The agreement was signed at the group’s Heads of State and Government summit, which met in Lilongwe, capital of Malawi, the Ministry of Foreign Affairs reported here.
According to a text released by the Angolan Foreign Ministry, the SADC member countries approved the transformation of their current legislative forum into a Parliament, as well as the roadmap for the implementation of the initiative.
The final communiqué of the event distinguished several issues addressed in Malawi, including the general socioeconomic situation, food and nutrition security, gender policies and the fight against HIV-AIDS in the area.
Likewise, the Summit reaffirmed that the creation of the Central Bank and the SADC Monetary Union is a long-term objective, which will depend on the achievement of preconditions, namely, the convergence of banking systems and the harmonization of fiscal and monetary policies of the parties.
Community leaders also ratified their opposition to the unilateral decision of the African Union Commission to grant Israel observer status in the continental organization.

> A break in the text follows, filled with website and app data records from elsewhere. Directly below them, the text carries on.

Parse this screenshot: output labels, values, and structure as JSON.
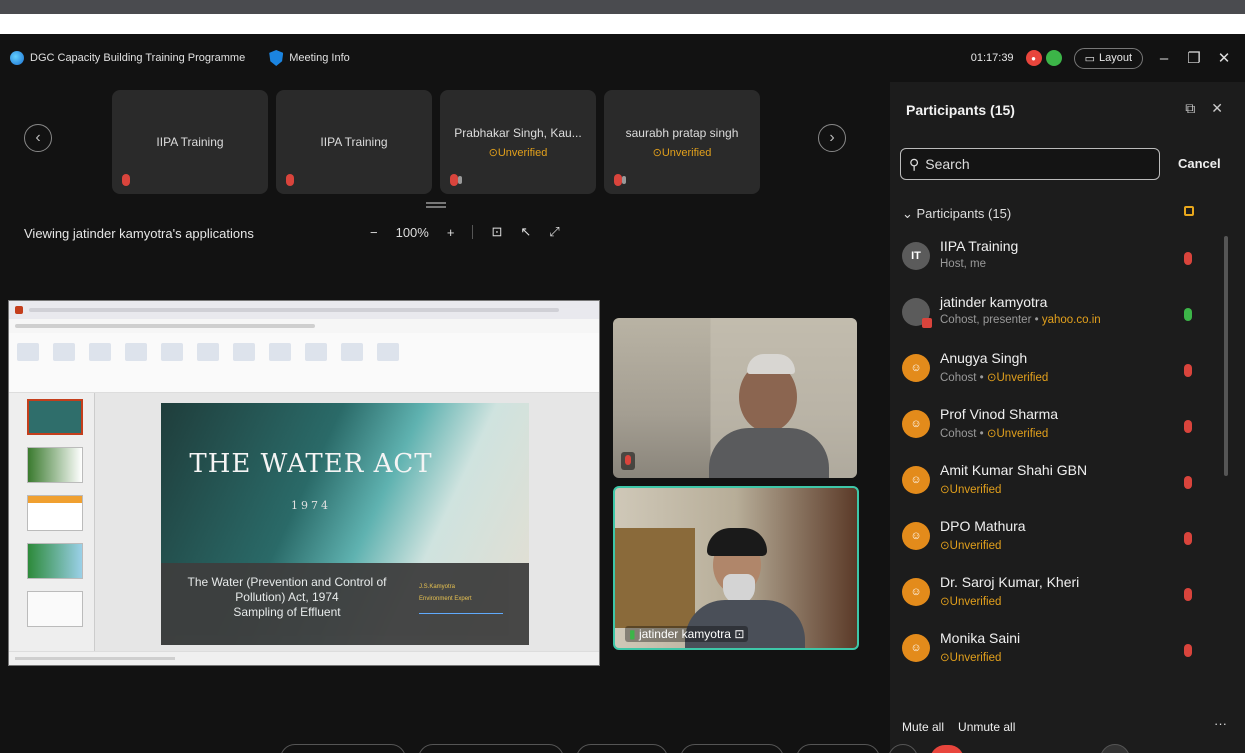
{
  "titlebar": {
    "app_title": "DGC Capacity Building Training Programme",
    "meeting_info": "Meeting Info",
    "timer": "01:17:39",
    "layout_label": "Layout",
    "minimize": "–",
    "restore": "❐",
    "close": "✕"
  },
  "thumbnails": [
    {
      "name": "IIPA Training",
      "status": ""
    },
    {
      "name": "IIPA Training",
      "status": ""
    },
    {
      "name": "Prabhakar Singh, Kau...",
      "status": "⊙Unverified"
    },
    {
      "name": "saurabh pratap singh",
      "status": "⊙Unverified"
    }
  ],
  "share": {
    "viewing_text": "Viewing jatinder kamyotra's applications",
    "zoom_minus": "−",
    "zoom_value": "100%",
    "zoom_plus": "+"
  },
  "slide": {
    "title": "THE WATER ACT",
    "year": "1974",
    "subtitle_line1": "The Water (Prevention and Control of",
    "subtitle_line2": "Pollution) Act, 1974",
    "subtitle_line3": "Sampling of Effluent",
    "author_name": "J.S.Kamyotra",
    "author_role": "Environment Expert"
  },
  "videos": {
    "tile2_name": "jatinder kamyotra"
  },
  "participants": {
    "header": "Participants (15)",
    "search_placeholder": "Search",
    "cancel_label": "Cancel",
    "section_label": "Participants (15)",
    "items": [
      {
        "initials": "IT",
        "name": "IIPA Training",
        "role": "Host, me",
        "role_extra": "",
        "mic": "muted"
      },
      {
        "initials": "",
        "name": "jatinder kamyotra",
        "role": "Cohost, presenter • ",
        "role_extra": "yahoo.co.in",
        "mic": "on"
      },
      {
        "initials": "",
        "name": "Anugya Singh",
        "role": "Cohost • ",
        "role_extra": "⊙Unverified",
        "mic": "muted"
      },
      {
        "initials": "",
        "name": "Prof Vinod Sharma",
        "role": "Cohost • ",
        "role_extra": "⊙Unverified",
        "mic": "muted"
      },
      {
        "initials": "",
        "name": "Amit Kumar Shahi GBN",
        "role": "",
        "role_extra": "⊙Unverified",
        "mic": "muted"
      },
      {
        "initials": "",
        "name": "DPO Mathura",
        "role": "",
        "role_extra": "⊙Unverified",
        "mic": "muted"
      },
      {
        "initials": "",
        "name": "Dr. Saroj Kumar, Kheri",
        "role": "",
        "role_extra": "⊙Unverified",
        "mic": "muted"
      },
      {
        "initials": "",
        "name": "Monika Saini",
        "role": "",
        "role_extra": "⊙Unverified",
        "mic": "muted"
      }
    ],
    "mute_all": "Mute all",
    "unmute_all": "Unmute all",
    "more": "···"
  }
}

They also defended the need to advance in economic and industrial transformation, with a view to enhancing regional productive capacities, and called for the withdrawal of the sanctions imposed on the Republic of Zimbabwe.

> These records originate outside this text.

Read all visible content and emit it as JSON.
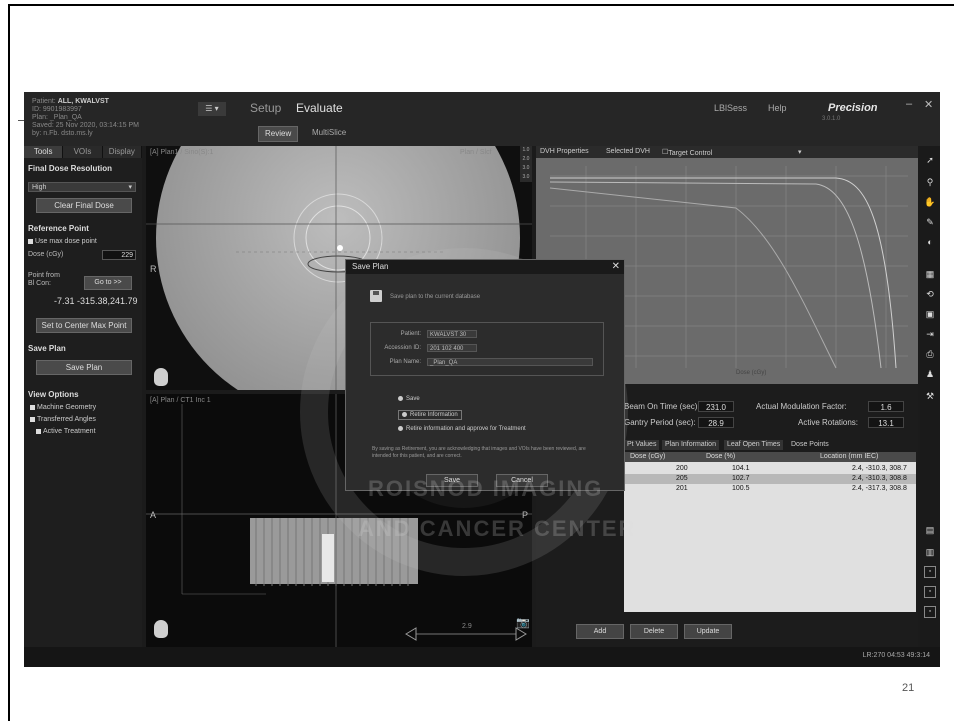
{
  "slide": {
    "page_number": "21"
  },
  "app": {
    "patient": {
      "name_label": "Patient:",
      "name": "ALL, KWALVST",
      "id": "ID: 9901983997",
      "plan": "Plan: _Plan_QA",
      "saved": "Saved: 25 Nov 2020, 03:14:15 PM",
      "by": "by: n.Fb. dsto.ms.ly"
    },
    "menu_label": "☰ ▾",
    "tabs": {
      "setup": "Setup",
      "evaluate": "Evaluate"
    },
    "subtabs": {
      "review": "Review",
      "multislice": "MultiSlice"
    },
    "top_right": {
      "user": "LBlSess",
      "help": "Help"
    },
    "brand": "Precision",
    "brand_version": "3.0.1.0",
    "window_buttons": {
      "minimize": "–",
      "close": "✕"
    }
  },
  "left_panel": {
    "tabs": [
      "Tools",
      "VOIs",
      "Display"
    ],
    "final_dose_resolution": "Final Dose Resolution",
    "resolution_value": "High",
    "clear_final_dose": "Clear Final Dose",
    "reference_point": "Reference Point",
    "use_max_dose": "Use max dose point",
    "dose_label": "Dose (cGy)",
    "dose_value": "229",
    "point_from_label": "Point from",
    "point_from_sub": "Bl Con:",
    "goto_label": "Go to >>",
    "coordinates": "-7.31 -315.38,241.79",
    "set_to_center": "Set to Center Max Point",
    "save_plan": "Save Plan",
    "save_plan_button": "Save Plan",
    "view_options": "View Options",
    "option1": "Machine Geometry",
    "option2": "Transferred Angles",
    "option3": "Active Treatment"
  },
  "views": {
    "top_label": "[A] Plan1 / Sino(S):1",
    "top_right_label": "Plan / Slcf",
    "bottom_label": "[A] Plan / CT1 Inc 1",
    "zoom": [
      "1.0",
      "2.0",
      "3.0",
      "3.0"
    ],
    "orient_r": "R",
    "orient_a": "A",
    "orient_p": "P",
    "scale": "2.9"
  },
  "right_panel": {
    "tabs": {
      "dvh": "DVH Properties",
      "selected": "Selected DVH",
      "target": "Target Control"
    },
    "axis_x": "Dose (cGy)",
    "stats": {
      "beam_on_label": "Beam On Time (sec):",
      "beam_on_value": "231.0",
      "gantry_label": "Gantry Period (sec):",
      "gantry_value": "28.9",
      "mod_factor_label": "Actual Modulation Factor:",
      "mod_factor_value": "1.6",
      "rotations_label": "Active Rotations:",
      "rotations_value": "13.1"
    },
    "subtabs": [
      "Pt Values",
      "Plan Information",
      "Leaf Open Times",
      "Dose Points"
    ],
    "table_headers": [
      "Dose (cGy)",
      "Dose (%)",
      "Location (mm IEC)"
    ],
    "rows": [
      [
        "200",
        "104.1",
        "2.4, -310.3, 308.7"
      ],
      [
        "205",
        "102.7",
        "2.4, -310.3, 308.8"
      ],
      [
        "201",
        "100.5",
        "2.4, -317.3, 308.8"
      ]
    ],
    "buttons": {
      "add": "Add",
      "delete": "Delete",
      "update": "Update"
    }
  },
  "status": {
    "text": "LR:270 04:53 49:3:14"
  },
  "dialog": {
    "title": "Save Plan",
    "message": "Save plan to the current database",
    "labels": {
      "patient": "Patient:",
      "accession": "Accession ID:",
      "plan_name": "Plan Name:"
    },
    "values": {
      "patient": "KWALVST 30",
      "accession": "201 102 400",
      "plan_name": "_Plan_QA"
    },
    "radio1": "Save",
    "radio2": "Retire Information",
    "radio3": "Retire information and approve for Treatment",
    "note": "By saving as Retirement, you are acknowledging that images and VOIs have been reviewed, are intended for this patient, and are correct.",
    "save_btn": "Save",
    "cancel_btn": "Cancel"
  },
  "watermark": {
    "line1": "ROISNOD IMAGING",
    "line2": "AND CANCER CENTER"
  }
}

Another aspect analyzed was the concern about the implications related to the Post-Cotonou Agreement and the European Union’s Neighborhood, Development and International Cooperation Instrument to channel its links with the countries of Africa, the Caribbean and the Pacific.
The SADC is made up of Angola, Botswana, Comoros, Eswatini, Mauritius, Lesotho, Madagascar, Malawi, Mozambique, Namibia, Democratic Republic of the Congo, Seychelles, South Africa, Tanzania, Zambia and Zimbabwe, and its next summit meeting will take place in Congolese territory in August 2022.